◆ TASK ITEM ◆
Lines with the word "Nadu" in them are the ones to copy from the records.

[Entries from a dataset of interfaces]

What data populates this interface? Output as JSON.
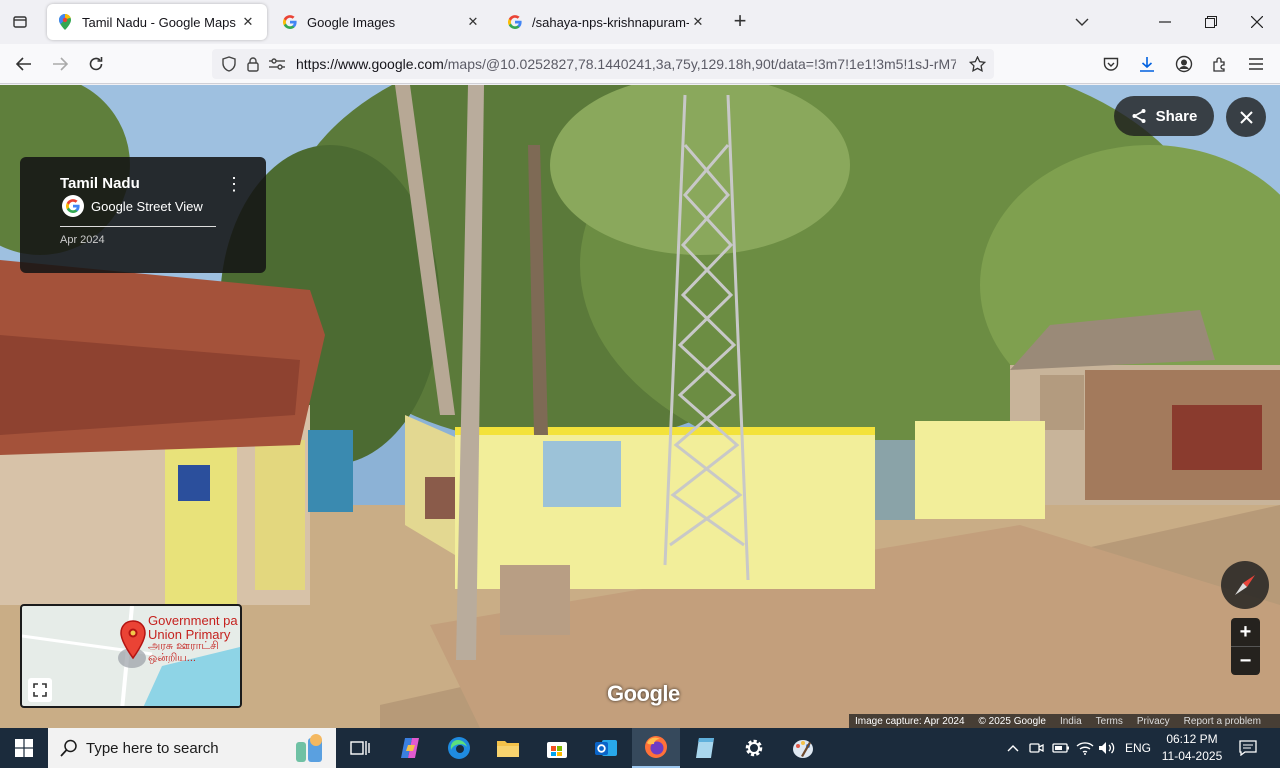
{
  "browser": {
    "tabs": [
      {
        "title": "Tamil Nadu - Google Maps",
        "favicon": "maps-pin-icon",
        "active": true
      },
      {
        "title": "Google Images",
        "favicon": "google-g-icon",
        "active": false
      },
      {
        "title": "/sahaya-nps-krishnapuram-colo",
        "favicon": "google-g-icon",
        "active": false
      }
    ],
    "url_host": "https://www.google.com",
    "url_path": "/maps/@10.0252827,78.1440241,3a,75y,129.18h,90t/data=!3m7!1e1!3m5!1sJ-rM7G"
  },
  "streetview": {
    "place": "Tamil Nadu",
    "provider": "Google Street View",
    "date": "Apr 2024",
    "share_label": "Share",
    "minimap": {
      "title_line1": "Government pa",
      "title_line2": "Union Primary",
      "subtitle_line1": "அரசு ஊராட்சி",
      "subtitle_line2": "ஒன்றிய..."
    },
    "watermark": "Google",
    "attribution": {
      "capture": "Image capture: Apr 2024",
      "copyright": "© 2025 Google",
      "country": "India",
      "terms": "Terms",
      "privacy": "Privacy",
      "report": "Report a problem"
    }
  },
  "taskbar": {
    "search_placeholder": "Type here to search",
    "language": "ENG",
    "time": "06:12 PM",
    "date": "11-04-2025"
  },
  "colors": {
    "wall_yellow": "#f2ee9a",
    "roof_tile": "#a4523a",
    "maps_red": "#c5221f",
    "taskbar": "#1b2b3c"
  }
}
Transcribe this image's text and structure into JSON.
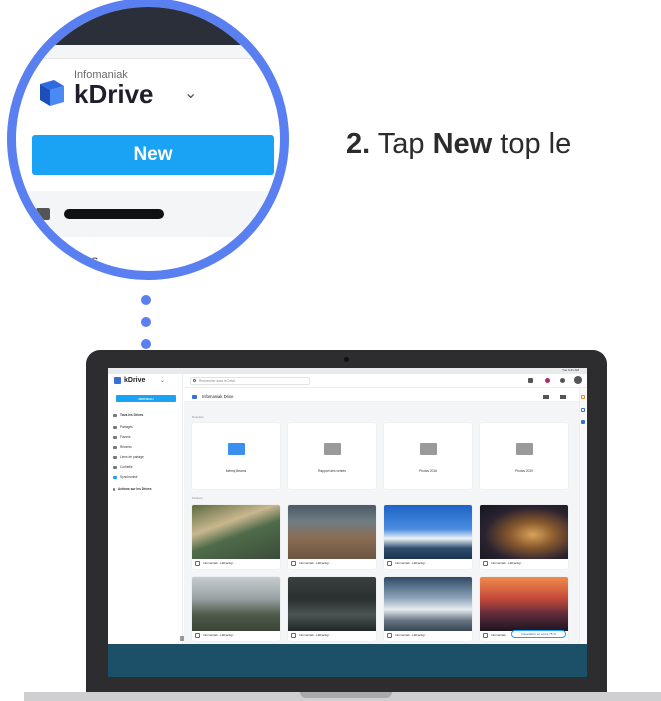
{
  "instruction": {
    "step_number": "2.",
    "prefix": "Tap",
    "keyword": "New",
    "suffix": "top le"
  },
  "zoom": {
    "brand_company": "Infomaniak",
    "brand_product": "kDrive",
    "new_button": "New",
    "partial_item": "tages",
    "accent_color": "#5a7ff1",
    "button_color": "#1aa3f5"
  },
  "screen": {
    "menubar_status": "Tue 9:41 AM",
    "sidebar": {
      "brand": "kDrive",
      "new_button": "NOUVEAU",
      "items": [
        {
          "label": "Tous les Drives",
          "icon": "drive-icon"
        },
        {
          "label": "Partagés",
          "icon": "share-icon"
        },
        {
          "label": "Favoris",
          "icon": "star-icon"
        },
        {
          "label": "Récents",
          "icon": "clock-icon"
        },
        {
          "label": "Liens de partage",
          "icon": "link-icon"
        },
        {
          "label": "Corbeille",
          "icon": "trash-icon"
        },
        {
          "label": "Synchronisé",
          "icon": "sync-icon"
        },
        {
          "label": "Actions sur les Drives",
          "icon": "chevron-icon"
        }
      ]
    },
    "search_placeholder": "Rechercher dans le Drive",
    "breadcrumb": "Infomaniak Drive",
    "sections": {
      "folders": "Dossiers",
      "files": "Fichiers"
    },
    "folders": [
      {
        "label": "Mémoj Beams",
        "color": "#3b8ff0"
      },
      {
        "label": "Rapport des ventes",
        "color": "#9a9a9a"
      },
      {
        "label": "Photos 2016",
        "color": "#9a9a9a"
      },
      {
        "label": "Photos 2019",
        "color": "#9a9a9a"
      }
    ],
    "photos": [
      {
        "label": "Infomaniak - Hdbackgr..."
      },
      {
        "label": "Infomaniak - Hdbackgr..."
      },
      {
        "label": "Infomaniak - Hdbackgr..."
      },
      {
        "label": "Infomaniak - Hdbackgr..."
      },
      {
        "label": "Infomaniak - Hdbackgr..."
      },
      {
        "label": "Infomaniak - Hdbackgr..."
      },
      {
        "label": "Infomaniak - Hdbackgr..."
      },
      {
        "label": "Infomaniak -"
      }
    ],
    "upload_status": "Importation en cours 75 %"
  }
}
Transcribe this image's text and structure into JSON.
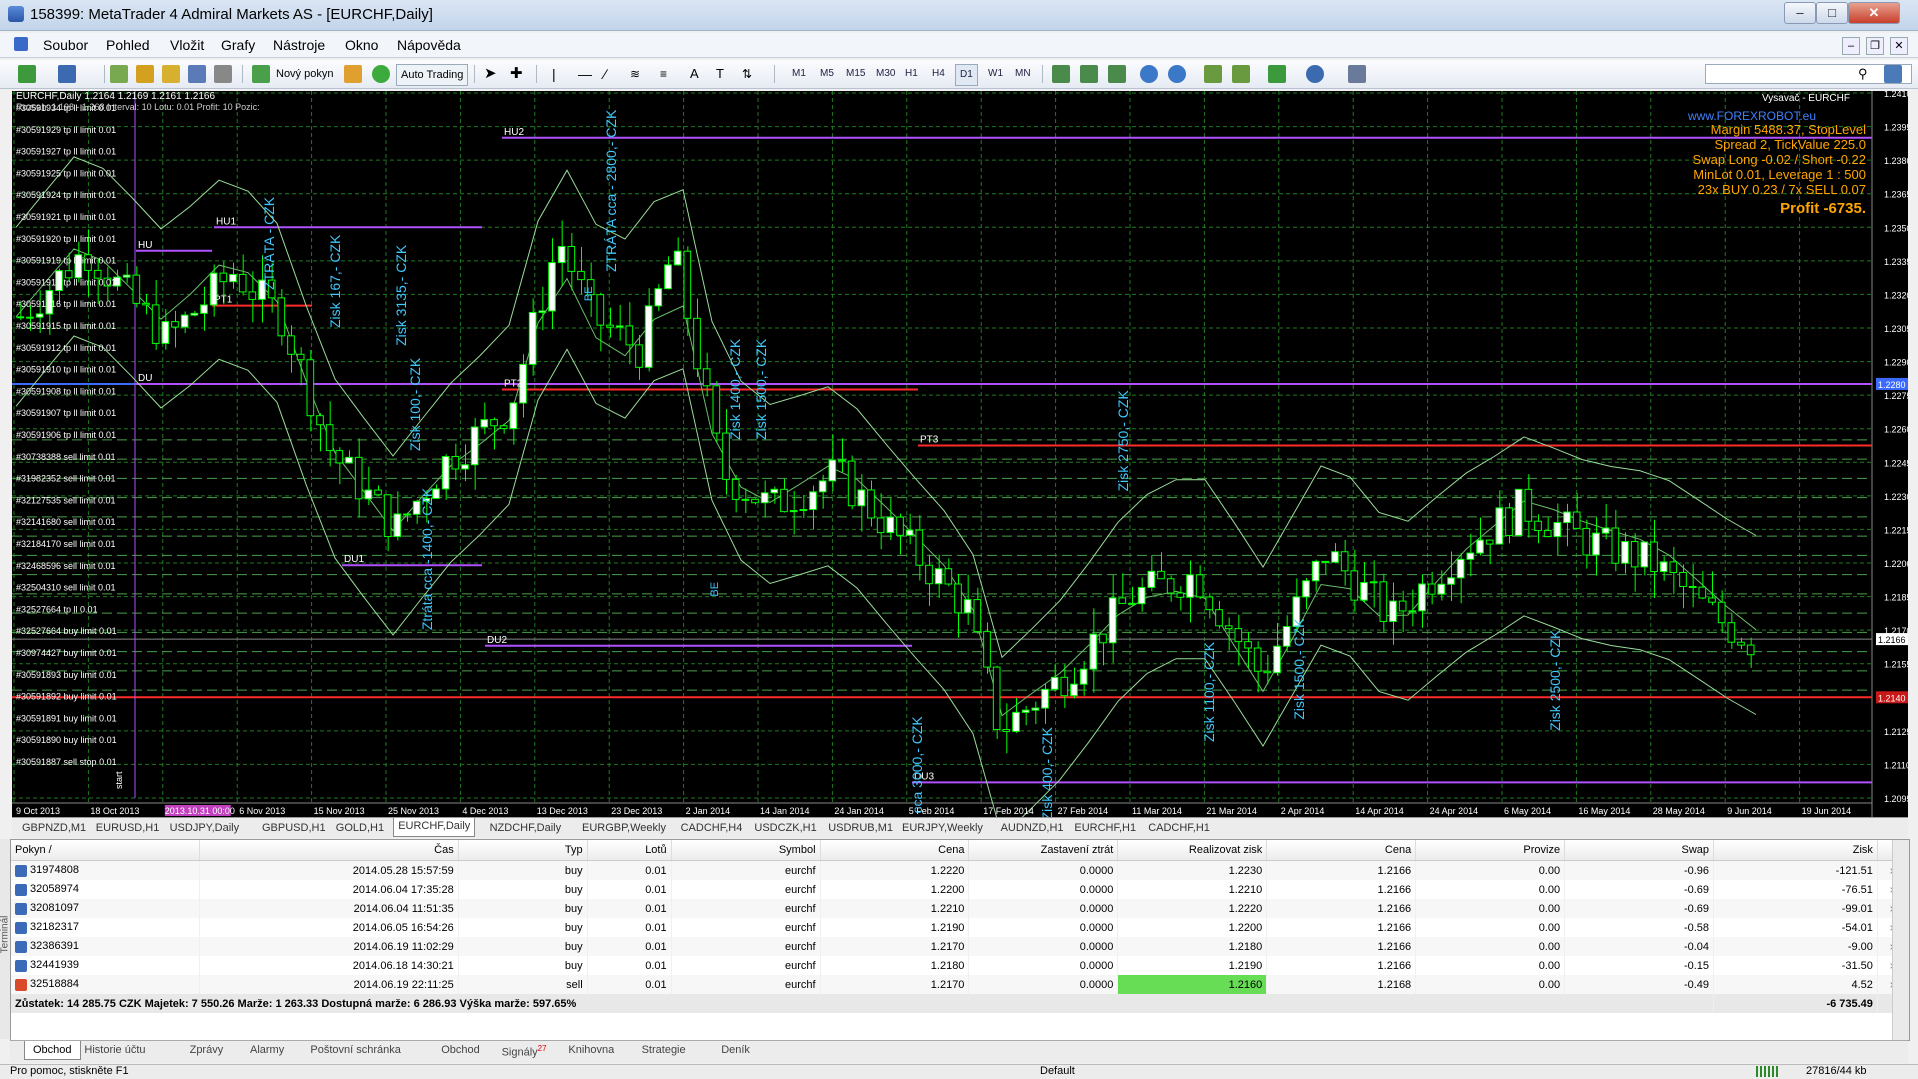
{
  "window": {
    "title": "158399: MetaTrader 4 Admiral Markets AS - [EURCHF,Daily]"
  },
  "menu": [
    "Soubor",
    "Pohled",
    "Vložit",
    "Grafy",
    "Nástroje",
    "Okno",
    "Nápověda"
  ],
  "toolbar": {
    "new_order": "Nový pokyn",
    "auto_trading": "Auto Trading",
    "timeframes": [
      "M1",
      "M5",
      "M15",
      "M30",
      "H1",
      "H4",
      "D1",
      "W1",
      "MN"
    ]
  },
  "chart": {
    "header": "EURCHF,Daily  1.2164 1.2169 1.2161 1.2166",
    "info_line": "Rozsah: 1.198 - 1.268   Interval: 10   Lotu: 0.01   Profit: 10   Pozic:",
    "top_right": "Vysavač - EURCHF",
    "info_panel": {
      "site": "www.FOREXROBOT.eu",
      "lines": [
        "Margin 5488.37, StopLevel",
        "Spread 2, TickValue 225.0",
        "Swap Long -0.02 / Short -0.22",
        "MinLot 0.01, Leverage 1 : 500",
        "23x BUY 0.23 / 7x SELL 0.07"
      ],
      "profit": "Profit -6735."
    },
    "price_labels": [
      "1.2410",
      "1.2395",
      "1.2380",
      "1.2365",
      "1.2350",
      "1.2335",
      "1.2320",
      "1.2305",
      "1.2290",
      "1.2275",
      "1.2260",
      "1.2245",
      "1.2230",
      "1.2215",
      "1.2200",
      "1.2185",
      "1.2170",
      "1.2155",
      "1.2140",
      "1.2125",
      "1.2110",
      "1.2095"
    ],
    "current_price": "1.2166",
    "blue_line_price": "1.2280",
    "red_line_price": "1.2140",
    "date_labels": [
      "9 Oct 2013",
      "18 Oct 2013",
      "2013.10.31 00:00",
      "6 Nov 2013",
      "15 Nov 2013",
      "25 Nov 2013",
      "4 Dec 2013",
      "13 Dec 2013",
      "23 Dec 2013",
      "2 Jan 2014",
      "14 Jan 2014",
      "24 Jan 2014",
      "5 Feb 2014",
      "17 Feb 2014",
      "27 Feb 2014",
      "11 Mar 2014",
      "21 Mar 2014",
      "2 Apr 2014",
      "14 Apr 2014",
      "24 Apr 2014",
      "6 May 2014",
      "16 May 2014",
      "28 May 2014",
      "9 Jun 2014",
      "19 Jun 2014"
    ],
    "order_labels": [
      "#30591934 tp ll limit 0.01",
      "#30591929 tp ll limit 0.01",
      "#30591927 tp ll limit 0.01",
      "#30591925 tp ll limit 0.01",
      "#30591924 tp ll limit 0.01",
      "#30591921 tp ll limit 0.01",
      "#30591920 tp ll limit 0.01",
      "#30591919 tp ll limit 0.01",
      "#30591917 tp ll limit 0.01",
      "#30591916 tp ll limit 0.01",
      "#30591915 tp ll limit 0.01",
      "#30591912 tp ll limit 0.01",
      "#30591910 tp ll limit 0.01",
      "#30591908 tp ll limit 0.01",
      "#30591907 tp ll limit 0.01",
      "#30591906 tp ll limit 0.01",
      "#30738388 sell limit 0.01",
      "#31982352 sell limit 0.01",
      "#32127535 sell limit 0.01",
      "#32141680 sell limit 0.01",
      "#32184170 sell limit 0.01",
      "#32468596 sell limit 0.01",
      "#32504310 sell limit 0.01",
      "#32527664 tp ll 0.01",
      "#32527664 buy limit 0.01",
      "#30974427 buy limit 0.01",
      "#30591893 buy limit 0.01",
      "#30591892 buy limit 0.01",
      "#30591891 buy limit 0.01",
      "#30591890 buy limit 0.01",
      "#30591887 sell stop 0.01"
    ],
    "level_labels": [
      "HU",
      "HU1",
      "HU2",
      "PT1",
      "PT2",
      "PT3",
      "DU",
      "DU1",
      "DU2",
      "DU3",
      "BE",
      "BE",
      "start"
    ],
    "annotations": [
      "ZTRÁTA - CZK",
      "Zisk 167,- CZK",
      "Zisk 3135,- CZK",
      "Zisk 100,- CZK",
      "Ztráta cca -1400,- CZK",
      "ZTRÁTA cca - 2800,- CZK",
      "Zisk 1400,- CZK",
      "Zisk 1500,- CZK",
      "Zisk 2750,- CZK",
      "Ztráta cca 3000,- CZK",
      "Zisk 400,- CZK",
      "Zisk 1100,- CZK",
      "Zisk 1500,- CZK",
      "Zisk 2500,- CZK"
    ]
  },
  "chart_tabs": [
    "GBPNZD,M1",
    "EURUSD,H1",
    "USDJPY,Daily",
    "GBPUSD,H1",
    "GOLD,H1",
    "EURCHF,Daily",
    "NZDCHF,Daily",
    "EURGBP,Weekly",
    "CADCHF,H4",
    "USDCZK,H1",
    "USDRUB,M1",
    "EURJPY,Weekly",
    "AUDNZD,H1",
    "EURCHF,H1",
    "CADCHF,H1"
  ],
  "active_chart_tab": "EURCHF,Daily",
  "terminal": {
    "side_label": "Terminál",
    "columns": [
      "Pokyn",
      "Čas",
      "Typ",
      "Lotů",
      "Symbol",
      "Cena",
      "Zastavení ztrát",
      "Realizovat zisk",
      "Cena",
      "Provize",
      "Swap",
      "Zisk"
    ],
    "rows": [
      {
        "ticket": "31974808",
        "time": "2014.05.28 15:57:59",
        "type": "buy",
        "lots": "0.01",
        "symbol": "eurchf",
        "price": "1.2220",
        "sl": "0.0000",
        "tp": "1.2230",
        "cur": "1.2166",
        "comm": "0.00",
        "swap": "-0.96",
        "profit": "-121.51"
      },
      {
        "ticket": "32058974",
        "time": "2014.06.04 17:35:28",
        "type": "buy",
        "lots": "0.01",
        "symbol": "eurchf",
        "price": "1.2200",
        "sl": "0.0000",
        "tp": "1.2210",
        "cur": "1.2166",
        "comm": "0.00",
        "swap": "-0.69",
        "profit": "-76.51"
      },
      {
        "ticket": "32081097",
        "time": "2014.06.04 11:51:35",
        "type": "buy",
        "lots": "0.01",
        "symbol": "eurchf",
        "price": "1.2210",
        "sl": "0.0000",
        "tp": "1.2220",
        "cur": "1.2166",
        "comm": "0.00",
        "swap": "-0.69",
        "profit": "-99.01"
      },
      {
        "ticket": "32182317",
        "time": "2014.06.05 16:54:26",
        "type": "buy",
        "lots": "0.01",
        "symbol": "eurchf",
        "price": "1.2190",
        "sl": "0.0000",
        "tp": "1.2200",
        "cur": "1.2166",
        "comm": "0.00",
        "swap": "-0.58",
        "profit": "-54.01"
      },
      {
        "ticket": "32386391",
        "time": "2014.06.19 11:02:29",
        "type": "buy",
        "lots": "0.01",
        "symbol": "eurchf",
        "price": "1.2170",
        "sl": "0.0000",
        "tp": "1.2180",
        "cur": "1.2166",
        "comm": "0.00",
        "swap": "-0.04",
        "profit": "-9.00"
      },
      {
        "ticket": "32441939",
        "time": "2014.06.18 14:30:21",
        "type": "buy",
        "lots": "0.01",
        "symbol": "eurchf",
        "price": "1.2180",
        "sl": "0.0000",
        "tp": "1.2190",
        "cur": "1.2166",
        "comm": "0.00",
        "swap": "-0.15",
        "profit": "-31.50"
      },
      {
        "ticket": "32518884",
        "time": "2014.06.19 22:11:25",
        "type": "sell",
        "lots": "0.01",
        "symbol": "eurchf",
        "price": "1.2170",
        "sl": "0.0000",
        "tp": "1.2160",
        "cur": "1.2168",
        "comm": "0.00",
        "swap": "-0.49",
        "profit": "4.52"
      }
    ],
    "summary": "Zůstatek: 14 285.75 CZK  Majetek: 7 550.26  Marže: 1 263.33  Dostupná marže: 6 286.93  Výška marže: 597.65%",
    "summary_profit": "-6 735.49",
    "tabs": [
      "Obchod",
      "Historie účtu",
      "Zprávy",
      "Alarmy",
      "Poštovní schránka",
      "Obchod",
      "Signály",
      "Knihovna",
      "Strategie",
      "Deník"
    ],
    "signals_badge": "27"
  },
  "status": {
    "left": "Pro pomoc, stiskněte F1",
    "profile": "Default",
    "traffic": "27816/44 kb"
  },
  "colors": {
    "candle": "#00ff00",
    "grid": "#1f7a1f",
    "level_purple": "#b050ff",
    "level_red": "#ff2a2a",
    "text_cyan": "#40c8ff",
    "info_orange": "#ffa500",
    "highlight": "#66dd55"
  }
}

◆ TASK ANSWER ◆
        "title": "Tamil Nadu - Google Maps",
    "place": "Tamil Nadu",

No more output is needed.